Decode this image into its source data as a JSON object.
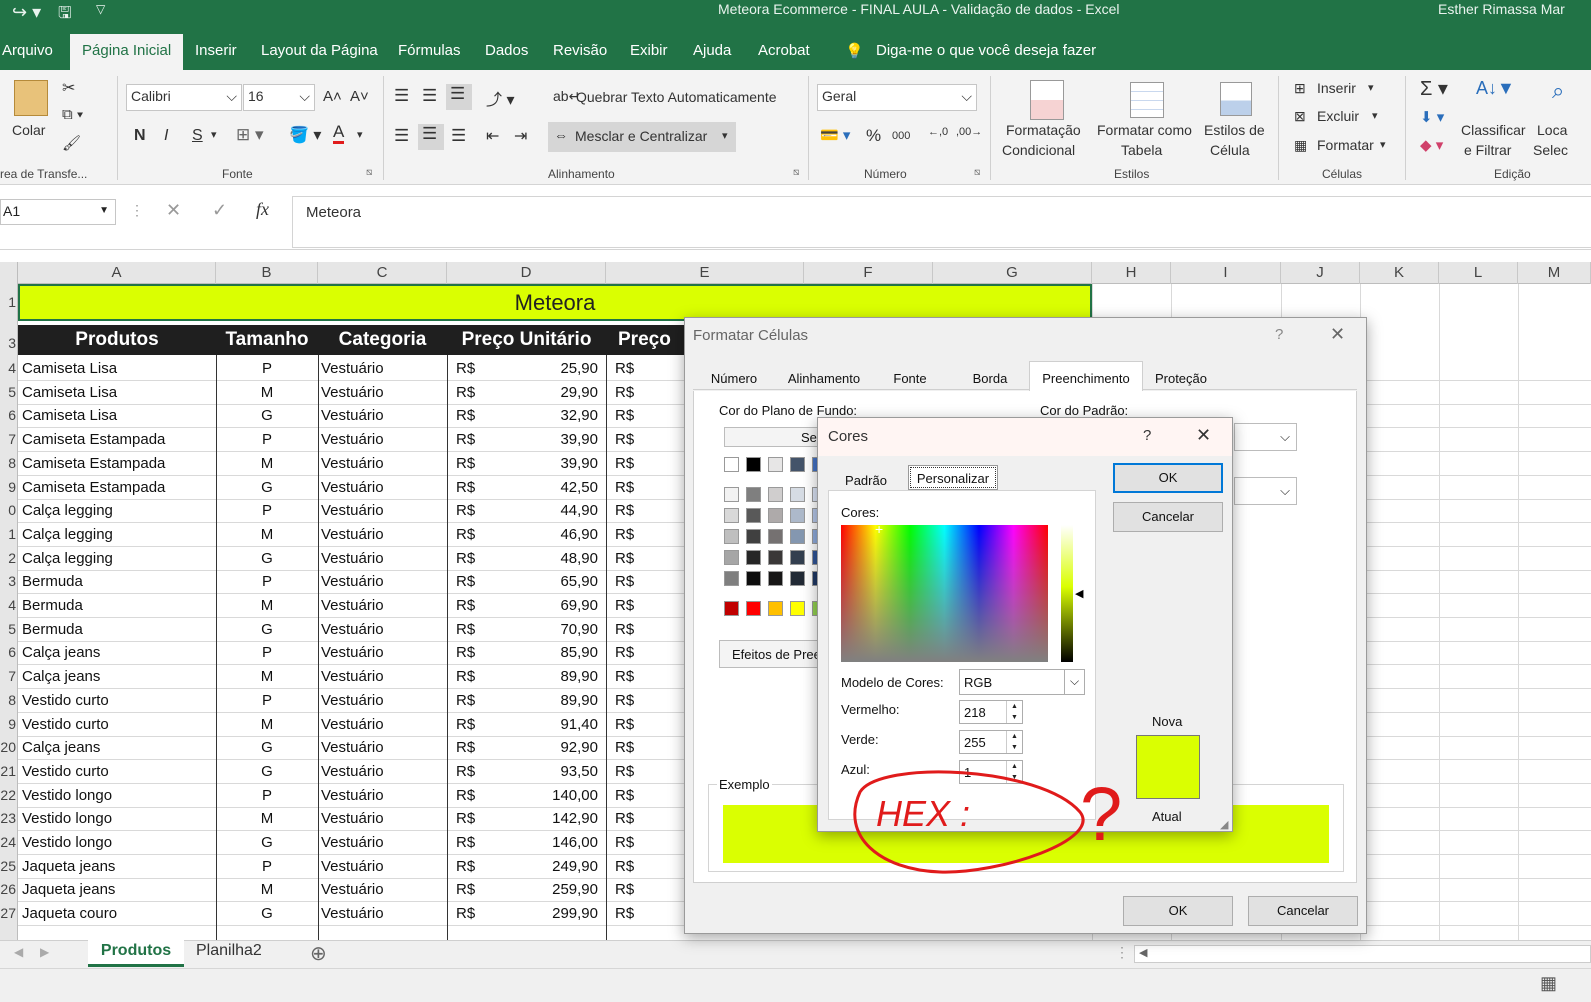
{
  "titlebar": {
    "title": "Meteora Ecommerce - FINAL AULA - Validação de dados  -  Excel",
    "user": "Esther Rimassa Mar"
  },
  "tabs": [
    "Arquivo",
    "Página Inicial",
    "Inserir",
    "Layout da Página",
    "Fórmulas",
    "Dados",
    "Revisão",
    "Exibir",
    "Ajuda",
    "Acrobat"
  ],
  "tell_me": "Diga-me o que você deseja fazer",
  "ribbon": {
    "paste": "Colar",
    "clipboard_group": "rea de Transfe...",
    "font_name": "Calibri",
    "font_size": "16",
    "font_group": "Fonte",
    "bold": "N",
    "italic": "I",
    "underline": "S",
    "wrap_text": "Quebrar Texto Automaticamente",
    "merge_center": "Mesclar e Centralizar",
    "alignment_group": "Alinhamento",
    "number_format": "Geral",
    "number_group": "Número",
    "percent": "%",
    "thousands": "000",
    "cond_format_1": "Formatação",
    "cond_format_2": "Condicional",
    "format_table_1": "Formatar como",
    "format_table_2": "Tabela",
    "cell_styles_1": "Estilos de",
    "cell_styles_2": "Célula",
    "styles_group": "Estilos",
    "insert": "Inserir",
    "delete": "Excluir",
    "format": "Formatar",
    "cells_group": "Células",
    "sort_filter_1": "Classificar",
    "sort_filter_2": "e Filtrar",
    "find_1": "Loca",
    "find_2": "Selec",
    "editing_group": "Edição"
  },
  "formula_bar": {
    "name_box": "A1",
    "fx": "fx",
    "value": "Meteora"
  },
  "columns": [
    "A",
    "B",
    "C",
    "D",
    "E",
    "F",
    "G",
    "H",
    "I",
    "J",
    "K",
    "L",
    "M"
  ],
  "sheet": {
    "title": "Meteora",
    "headers": [
      "Produtos",
      "Tamanho",
      "Categoria",
      "Preço Unitário",
      "Preço"
    ],
    "row_numbers": [
      "1",
      "3",
      "4",
      "5",
      "6",
      "7",
      "8",
      "9",
      "0",
      "1",
      "2",
      "3",
      "4",
      "5",
      "6",
      "7",
      "8",
      "9",
      "20",
      "21",
      "22",
      "23",
      "24",
      "25",
      "26",
      "27"
    ],
    "rows": [
      [
        "Camiseta Lisa",
        "P",
        "Vestuário",
        "R$",
        "25,90",
        "R$"
      ],
      [
        "Camiseta Lisa",
        "M",
        "Vestuário",
        "R$",
        "29,90",
        "R$"
      ],
      [
        "Camiseta Lisa",
        "G",
        "Vestuário",
        "R$",
        "32,90",
        "R$"
      ],
      [
        "Camiseta Estampada",
        "P",
        "Vestuário",
        "R$",
        "39,90",
        "R$"
      ],
      [
        "Camiseta Estampada",
        "M",
        "Vestuário",
        "R$",
        "39,90",
        "R$"
      ],
      [
        "Camiseta Estampada",
        "G",
        "Vestuário",
        "R$",
        "42,50",
        "R$"
      ],
      [
        "Calça legging",
        "P",
        "Vestuário",
        "R$",
        "44,90",
        "R$"
      ],
      [
        "Calça legging",
        "M",
        "Vestuário",
        "R$",
        "46,90",
        "R$"
      ],
      [
        "Calça legging",
        "G",
        "Vestuário",
        "R$",
        "48,90",
        "R$"
      ],
      [
        "Bermuda",
        "P",
        "Vestuário",
        "R$",
        "65,90",
        "R$"
      ],
      [
        "Bermuda",
        "M",
        "Vestuário",
        "R$",
        "69,90",
        "R$"
      ],
      [
        "Bermuda",
        "G",
        "Vestuário",
        "R$",
        "70,90",
        "R$"
      ],
      [
        "Calça jeans",
        "P",
        "Vestuário",
        "R$",
        "85,90",
        "R$"
      ],
      [
        "Calça jeans",
        "M",
        "Vestuário",
        "R$",
        "89,90",
        "R$"
      ],
      [
        "Vestido curto",
        "P",
        "Vestuário",
        "R$",
        "89,90",
        "R$"
      ],
      [
        "Vestido curto",
        "M",
        "Vestuário",
        "R$",
        "91,40",
        "R$"
      ],
      [
        "Calça jeans",
        "G",
        "Vestuário",
        "R$",
        "92,90",
        "R$"
      ],
      [
        "Vestido curto",
        "G",
        "Vestuário",
        "R$",
        "93,50",
        "R$"
      ],
      [
        "Vestido longo",
        "P",
        "Vestuário",
        "R$",
        "140,00",
        "R$"
      ],
      [
        "Vestido longo",
        "M",
        "Vestuário",
        "R$",
        "142,90",
        "R$"
      ],
      [
        "Vestido longo",
        "G",
        "Vestuário",
        "R$",
        "146,00",
        "R$"
      ],
      [
        "Jaqueta jeans",
        "P",
        "Vestuário",
        "R$",
        "249,90",
        "R$"
      ],
      [
        "Jaqueta jeans",
        "M",
        "Vestuário",
        "R$",
        "259,90",
        "R$"
      ],
      [
        "Jaqueta couro",
        "G",
        "Vestuário",
        "R$",
        "299,90",
        "R$"
      ]
    ]
  },
  "sheet_tabs": [
    "Produtos",
    "Planilha2"
  ],
  "format_dialog": {
    "title": "Formatar Células",
    "help": "?",
    "tabs": [
      "Número",
      "Alinhamento",
      "Fonte",
      "Borda",
      "Preenchimento",
      "Proteção"
    ],
    "bg_color_label": "Cor do Plano de Fundo:",
    "pattern_color_label": "Cor do Padrão:",
    "no_color": "Ser",
    "effects": "Efeitos de Pree",
    "sample_label": "Exemplo",
    "ok": "OK",
    "cancel": "Cancelar"
  },
  "colors_dialog": {
    "title": "Cores",
    "help": "?",
    "tab_standard": "Padrão",
    "tab_custom": "Personalizar",
    "colors_label": "Cores:",
    "model_label": "Modelo de Cores:",
    "model_value": "RGB",
    "red_label": "Vermelho:",
    "red_value": "218",
    "green_label": "Verde:",
    "green_value": "255",
    "blue_label": "Azul:",
    "blue_value": "1",
    "new_label": "Nova",
    "current_label": "Atual",
    "ok": "OK",
    "cancel": "Cancelar"
  },
  "annotation": {
    "text": "HEX :",
    "mark": "?"
  },
  "colors": {
    "excel_green": "#217346",
    "title_fill": "#daff01",
    "header_fill": "#1f1f1f",
    "annotation_red": "#e01b1b"
  }
}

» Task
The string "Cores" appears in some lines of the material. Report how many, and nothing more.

» Task answer
3